“Seventeen years on the same street, and the whole neighborhood was still whispering about us behind our backs,” he said in voiceover, before being relieved to discover that his wife Rainbow (Tracee Ellis Ross) was on the same page.
The move brought back a flood of nostalgia about all that the couple had experienced and push-back from their kids, who understandably felt some reluctance about leaving the only home they’d known.
For all that, the network and producers probably did the show no favors by overly milking its success, spinning off the Freeform series “grown-ish” and short-lived prequel “mixed-ish.”
Still, the most resonant note actually came at the very end, which showed a young Latinx couple moving into the Johnsons’ house, filled with similar hopes and thoughts of achieving the American dream — right before that reverie is snapped, just as Dre’s was, by an awkwardly bigoted interaction with the nosy next-door neighbor played by Nicole Sullivan.
It was a reminder that life goes on and issues persist, even if long-running sitcoms periodically come to an end.
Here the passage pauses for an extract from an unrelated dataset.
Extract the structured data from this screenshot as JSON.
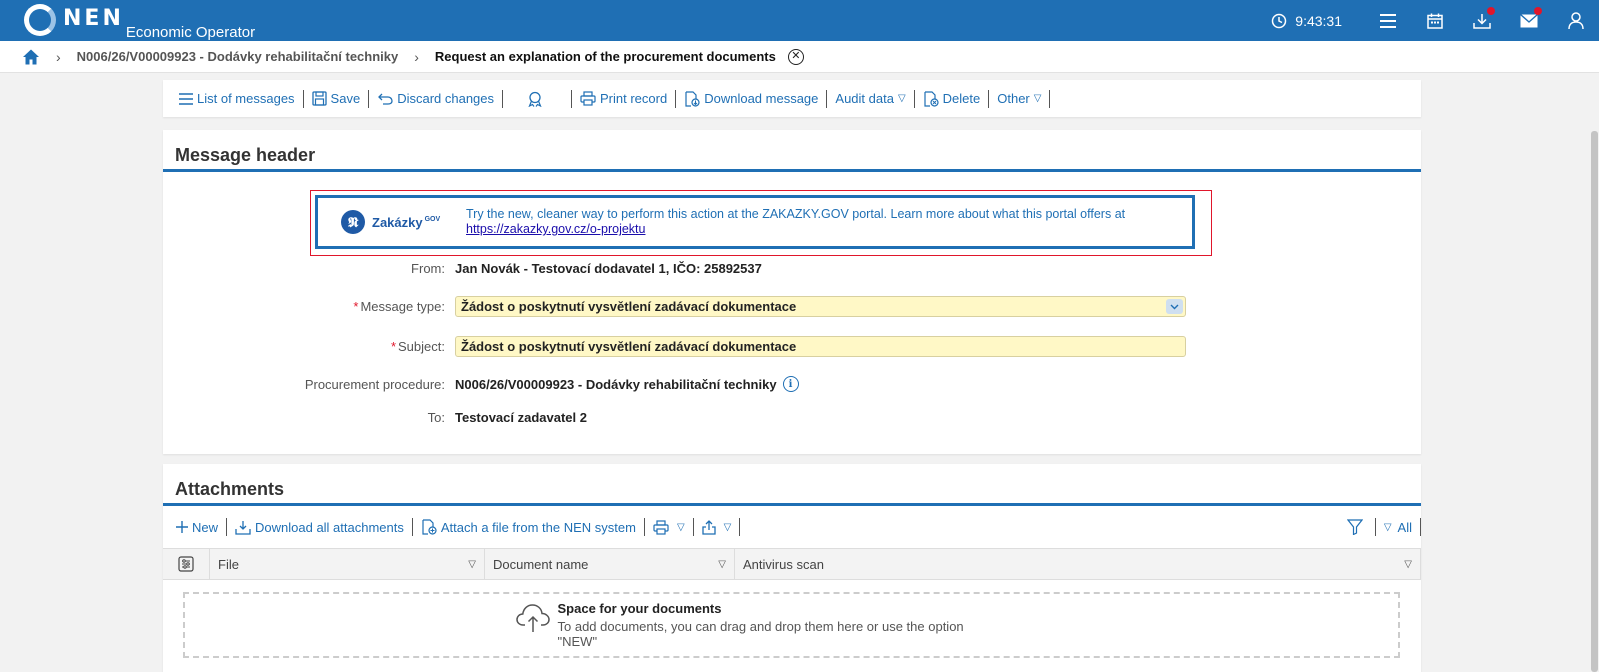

While the finale was until then sweet and sentimental, perhaps appropriately given Biles’ presence, that sequence helped “black-ish” stick the landing.